> [TASK STATEMENT]:
Keep each line of the material that includes "JSON", and leave out the rest.

> [RECORDS TO PROCESS]:
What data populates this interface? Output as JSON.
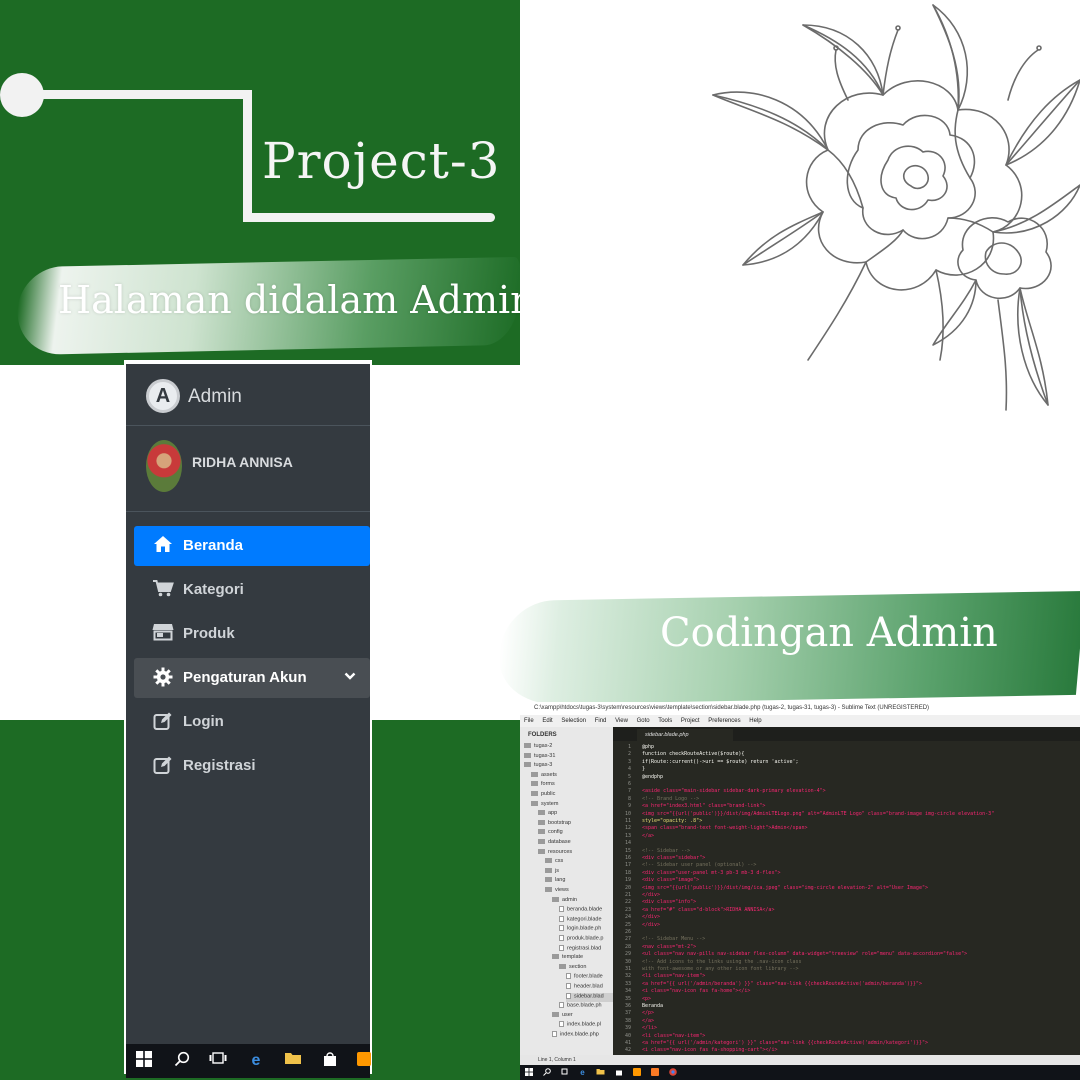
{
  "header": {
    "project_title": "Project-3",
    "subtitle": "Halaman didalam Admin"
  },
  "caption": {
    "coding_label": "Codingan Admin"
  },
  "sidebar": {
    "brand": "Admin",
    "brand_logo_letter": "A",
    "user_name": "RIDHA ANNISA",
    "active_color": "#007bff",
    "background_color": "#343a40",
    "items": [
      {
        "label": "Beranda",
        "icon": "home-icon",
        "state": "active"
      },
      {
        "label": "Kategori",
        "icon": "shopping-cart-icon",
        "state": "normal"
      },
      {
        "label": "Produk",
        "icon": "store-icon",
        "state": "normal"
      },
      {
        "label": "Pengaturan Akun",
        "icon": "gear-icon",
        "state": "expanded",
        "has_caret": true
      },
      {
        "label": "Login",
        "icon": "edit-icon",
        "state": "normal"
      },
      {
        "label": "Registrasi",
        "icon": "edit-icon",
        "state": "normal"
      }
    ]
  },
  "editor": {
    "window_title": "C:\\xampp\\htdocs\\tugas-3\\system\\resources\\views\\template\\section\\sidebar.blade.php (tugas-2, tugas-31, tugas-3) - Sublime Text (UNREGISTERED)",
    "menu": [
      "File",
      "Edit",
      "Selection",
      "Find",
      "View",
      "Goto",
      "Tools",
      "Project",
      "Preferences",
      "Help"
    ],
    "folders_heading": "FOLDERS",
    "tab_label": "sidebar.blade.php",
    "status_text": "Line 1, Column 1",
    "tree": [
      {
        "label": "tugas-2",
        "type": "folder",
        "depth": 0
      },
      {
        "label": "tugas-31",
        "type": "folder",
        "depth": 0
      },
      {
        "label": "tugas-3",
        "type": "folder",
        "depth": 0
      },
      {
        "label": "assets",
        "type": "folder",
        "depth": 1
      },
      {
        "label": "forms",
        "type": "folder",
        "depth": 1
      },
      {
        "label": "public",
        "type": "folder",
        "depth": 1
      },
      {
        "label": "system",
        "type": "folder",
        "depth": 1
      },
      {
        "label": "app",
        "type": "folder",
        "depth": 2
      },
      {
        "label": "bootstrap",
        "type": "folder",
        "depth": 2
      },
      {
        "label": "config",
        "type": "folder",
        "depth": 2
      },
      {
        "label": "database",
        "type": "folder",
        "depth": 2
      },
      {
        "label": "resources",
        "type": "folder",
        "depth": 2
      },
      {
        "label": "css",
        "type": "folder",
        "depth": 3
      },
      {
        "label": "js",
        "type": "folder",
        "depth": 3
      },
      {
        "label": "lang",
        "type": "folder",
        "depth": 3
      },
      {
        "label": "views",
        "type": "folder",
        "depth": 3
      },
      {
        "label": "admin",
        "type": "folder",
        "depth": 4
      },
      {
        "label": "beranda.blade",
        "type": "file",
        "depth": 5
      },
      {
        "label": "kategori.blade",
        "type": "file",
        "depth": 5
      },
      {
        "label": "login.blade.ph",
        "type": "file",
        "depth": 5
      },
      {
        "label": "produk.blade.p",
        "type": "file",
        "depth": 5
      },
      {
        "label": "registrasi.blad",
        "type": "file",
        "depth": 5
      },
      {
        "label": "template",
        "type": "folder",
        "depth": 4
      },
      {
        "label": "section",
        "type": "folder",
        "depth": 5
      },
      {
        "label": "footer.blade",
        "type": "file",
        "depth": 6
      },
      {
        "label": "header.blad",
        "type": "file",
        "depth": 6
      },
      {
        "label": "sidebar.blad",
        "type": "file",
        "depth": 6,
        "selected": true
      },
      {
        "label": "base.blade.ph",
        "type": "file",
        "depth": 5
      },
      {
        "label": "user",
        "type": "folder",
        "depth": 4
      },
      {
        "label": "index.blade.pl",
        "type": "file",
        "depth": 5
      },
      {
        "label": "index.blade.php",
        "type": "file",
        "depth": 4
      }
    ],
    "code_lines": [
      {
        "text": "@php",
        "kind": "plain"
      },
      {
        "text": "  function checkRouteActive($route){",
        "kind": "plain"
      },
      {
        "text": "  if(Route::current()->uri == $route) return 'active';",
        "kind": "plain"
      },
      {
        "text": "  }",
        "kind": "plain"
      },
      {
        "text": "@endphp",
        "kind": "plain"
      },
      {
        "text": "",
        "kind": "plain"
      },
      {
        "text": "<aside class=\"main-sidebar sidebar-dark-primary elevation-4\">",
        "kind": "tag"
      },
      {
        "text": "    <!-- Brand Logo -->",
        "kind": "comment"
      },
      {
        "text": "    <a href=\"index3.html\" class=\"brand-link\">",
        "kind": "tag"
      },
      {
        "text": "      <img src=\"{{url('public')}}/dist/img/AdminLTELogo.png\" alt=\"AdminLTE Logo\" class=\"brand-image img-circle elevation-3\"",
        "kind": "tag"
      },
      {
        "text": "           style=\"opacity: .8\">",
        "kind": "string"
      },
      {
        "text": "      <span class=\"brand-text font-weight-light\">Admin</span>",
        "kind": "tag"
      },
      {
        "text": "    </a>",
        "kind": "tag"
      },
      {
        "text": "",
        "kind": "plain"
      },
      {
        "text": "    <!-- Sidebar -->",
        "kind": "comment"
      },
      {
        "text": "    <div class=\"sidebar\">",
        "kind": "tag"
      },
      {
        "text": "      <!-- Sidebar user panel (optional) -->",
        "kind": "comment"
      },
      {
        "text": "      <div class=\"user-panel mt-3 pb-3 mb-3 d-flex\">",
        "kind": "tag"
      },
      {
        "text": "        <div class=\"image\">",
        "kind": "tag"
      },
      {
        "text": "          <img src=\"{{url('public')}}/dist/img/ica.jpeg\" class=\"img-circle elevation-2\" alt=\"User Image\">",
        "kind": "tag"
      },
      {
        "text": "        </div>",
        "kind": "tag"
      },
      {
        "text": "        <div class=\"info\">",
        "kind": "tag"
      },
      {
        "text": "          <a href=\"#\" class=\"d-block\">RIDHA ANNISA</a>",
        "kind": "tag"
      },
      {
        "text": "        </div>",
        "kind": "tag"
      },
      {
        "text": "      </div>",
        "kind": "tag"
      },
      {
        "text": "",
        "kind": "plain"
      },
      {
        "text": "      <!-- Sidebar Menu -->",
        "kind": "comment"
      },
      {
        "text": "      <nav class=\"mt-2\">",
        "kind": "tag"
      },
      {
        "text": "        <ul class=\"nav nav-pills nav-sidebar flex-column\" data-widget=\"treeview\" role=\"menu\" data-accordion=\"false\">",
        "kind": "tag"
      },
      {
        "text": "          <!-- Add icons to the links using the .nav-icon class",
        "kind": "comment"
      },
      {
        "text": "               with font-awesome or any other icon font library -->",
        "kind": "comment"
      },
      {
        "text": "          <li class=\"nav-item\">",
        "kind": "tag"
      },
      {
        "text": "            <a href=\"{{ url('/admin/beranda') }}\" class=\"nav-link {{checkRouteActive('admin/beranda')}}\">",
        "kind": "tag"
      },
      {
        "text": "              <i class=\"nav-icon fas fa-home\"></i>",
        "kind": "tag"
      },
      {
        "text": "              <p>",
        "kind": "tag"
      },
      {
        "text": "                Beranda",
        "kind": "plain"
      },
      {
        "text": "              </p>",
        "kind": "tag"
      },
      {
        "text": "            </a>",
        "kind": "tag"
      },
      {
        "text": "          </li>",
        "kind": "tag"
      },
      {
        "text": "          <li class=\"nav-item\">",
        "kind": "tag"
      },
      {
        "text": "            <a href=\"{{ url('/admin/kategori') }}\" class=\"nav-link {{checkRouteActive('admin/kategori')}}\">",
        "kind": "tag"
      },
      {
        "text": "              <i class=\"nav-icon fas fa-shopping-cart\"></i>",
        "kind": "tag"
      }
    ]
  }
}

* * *

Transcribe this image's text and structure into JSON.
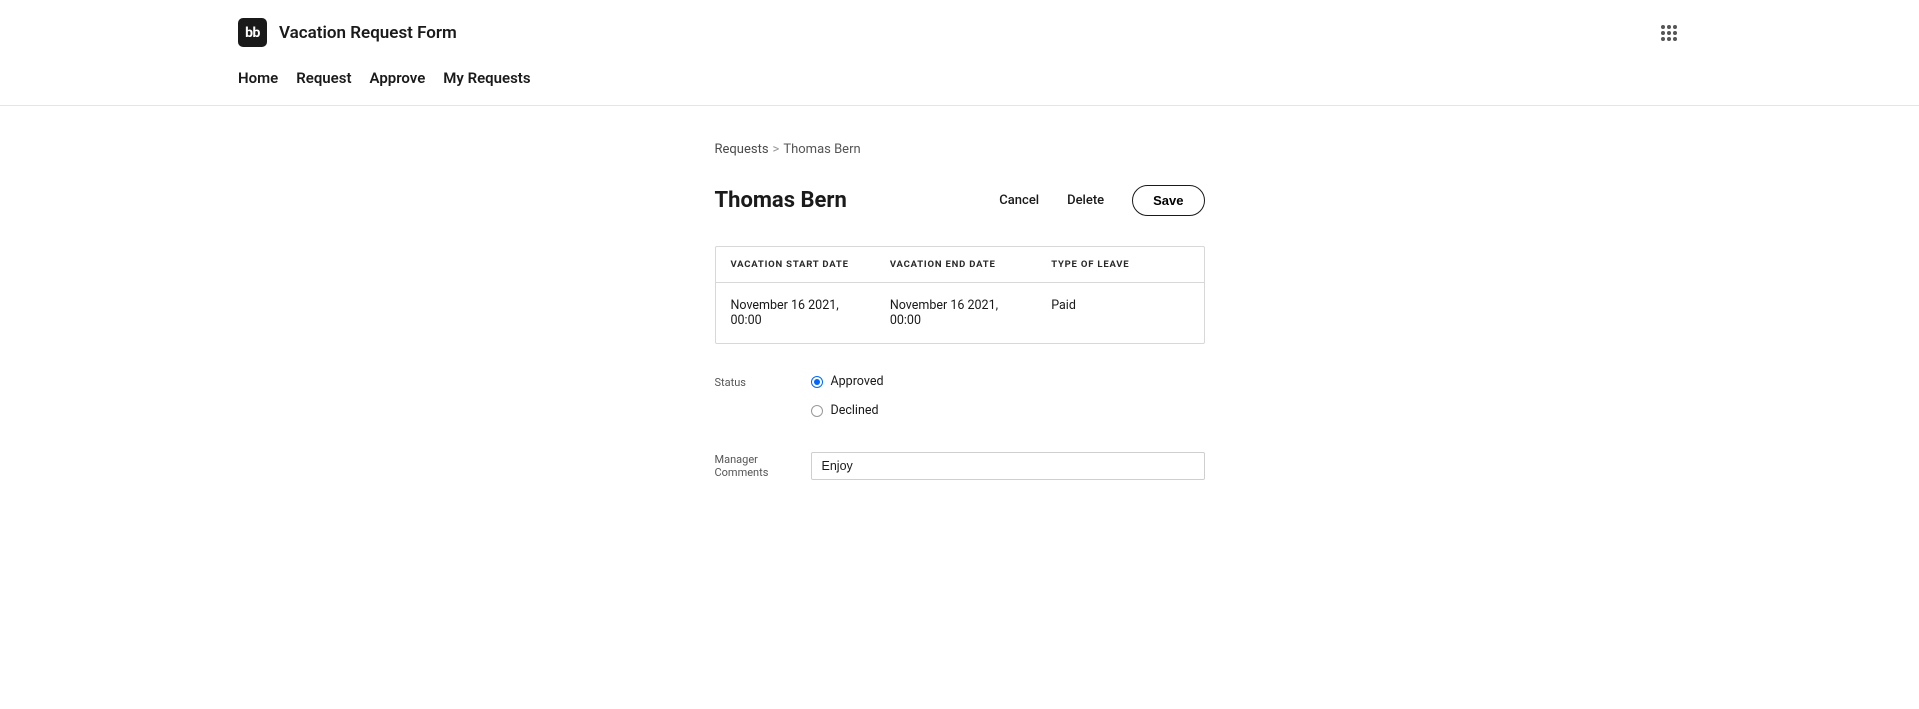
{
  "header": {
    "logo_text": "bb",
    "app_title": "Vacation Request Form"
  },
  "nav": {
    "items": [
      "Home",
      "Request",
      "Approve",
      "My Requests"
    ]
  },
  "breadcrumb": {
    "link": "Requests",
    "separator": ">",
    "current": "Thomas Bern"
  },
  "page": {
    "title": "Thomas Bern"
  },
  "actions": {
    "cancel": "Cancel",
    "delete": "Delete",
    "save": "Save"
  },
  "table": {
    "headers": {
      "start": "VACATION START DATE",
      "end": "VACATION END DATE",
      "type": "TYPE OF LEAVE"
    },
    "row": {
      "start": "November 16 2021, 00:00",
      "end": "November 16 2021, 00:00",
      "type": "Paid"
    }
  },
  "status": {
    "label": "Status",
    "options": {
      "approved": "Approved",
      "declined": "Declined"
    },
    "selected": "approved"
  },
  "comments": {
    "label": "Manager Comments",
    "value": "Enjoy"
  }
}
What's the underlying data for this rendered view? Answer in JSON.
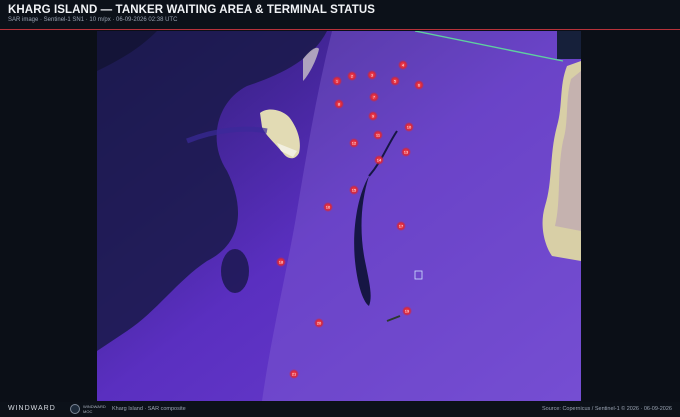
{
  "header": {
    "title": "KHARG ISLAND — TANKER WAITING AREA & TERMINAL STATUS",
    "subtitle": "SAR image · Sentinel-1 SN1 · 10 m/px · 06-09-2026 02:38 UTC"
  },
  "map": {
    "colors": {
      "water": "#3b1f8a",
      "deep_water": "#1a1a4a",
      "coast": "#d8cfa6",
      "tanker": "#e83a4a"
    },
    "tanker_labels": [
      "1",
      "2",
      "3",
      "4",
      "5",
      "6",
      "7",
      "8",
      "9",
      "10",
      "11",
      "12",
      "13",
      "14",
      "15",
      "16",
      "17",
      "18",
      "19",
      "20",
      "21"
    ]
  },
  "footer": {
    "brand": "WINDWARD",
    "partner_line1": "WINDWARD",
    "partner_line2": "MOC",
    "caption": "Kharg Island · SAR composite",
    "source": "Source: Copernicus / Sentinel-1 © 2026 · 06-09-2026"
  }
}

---

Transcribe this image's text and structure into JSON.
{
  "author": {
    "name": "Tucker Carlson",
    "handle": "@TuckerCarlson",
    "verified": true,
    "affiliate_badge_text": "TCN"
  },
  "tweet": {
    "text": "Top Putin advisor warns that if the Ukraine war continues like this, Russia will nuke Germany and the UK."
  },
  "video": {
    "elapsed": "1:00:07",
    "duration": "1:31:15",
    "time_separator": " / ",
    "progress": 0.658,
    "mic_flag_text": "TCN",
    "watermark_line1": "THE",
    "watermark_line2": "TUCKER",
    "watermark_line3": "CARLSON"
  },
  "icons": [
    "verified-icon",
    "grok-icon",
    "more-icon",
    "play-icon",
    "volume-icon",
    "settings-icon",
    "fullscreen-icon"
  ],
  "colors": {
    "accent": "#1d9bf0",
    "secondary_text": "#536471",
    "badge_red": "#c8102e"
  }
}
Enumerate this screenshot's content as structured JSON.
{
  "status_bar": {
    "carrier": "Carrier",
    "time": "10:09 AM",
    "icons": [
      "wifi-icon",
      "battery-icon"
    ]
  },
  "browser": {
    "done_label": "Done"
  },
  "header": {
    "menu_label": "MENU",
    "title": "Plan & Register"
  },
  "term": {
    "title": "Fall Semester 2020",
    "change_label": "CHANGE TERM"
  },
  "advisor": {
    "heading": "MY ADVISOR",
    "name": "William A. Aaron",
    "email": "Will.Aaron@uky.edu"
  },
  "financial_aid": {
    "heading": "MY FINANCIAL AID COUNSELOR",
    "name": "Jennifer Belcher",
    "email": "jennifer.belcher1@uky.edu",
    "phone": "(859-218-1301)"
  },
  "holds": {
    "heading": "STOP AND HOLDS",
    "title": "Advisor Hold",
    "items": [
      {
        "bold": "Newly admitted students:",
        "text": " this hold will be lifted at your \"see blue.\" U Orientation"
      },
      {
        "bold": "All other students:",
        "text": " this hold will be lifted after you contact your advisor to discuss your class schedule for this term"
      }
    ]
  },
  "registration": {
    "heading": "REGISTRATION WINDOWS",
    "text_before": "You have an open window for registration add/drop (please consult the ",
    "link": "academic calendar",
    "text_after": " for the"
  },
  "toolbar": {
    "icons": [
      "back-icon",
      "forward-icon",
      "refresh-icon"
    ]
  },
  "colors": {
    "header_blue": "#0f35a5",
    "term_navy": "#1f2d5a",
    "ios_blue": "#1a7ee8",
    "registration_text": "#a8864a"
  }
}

> [ANSWER TO THE PROBLEM]:
What data populates this interface? Output as JSON.
Transcribe this image's text and structure into JSON.
What's the underlying data for this rendered view? Answer in JSON.
Transcribe this image's text and structure into JSON.
Enumerate this screenshot's content as structured JSON.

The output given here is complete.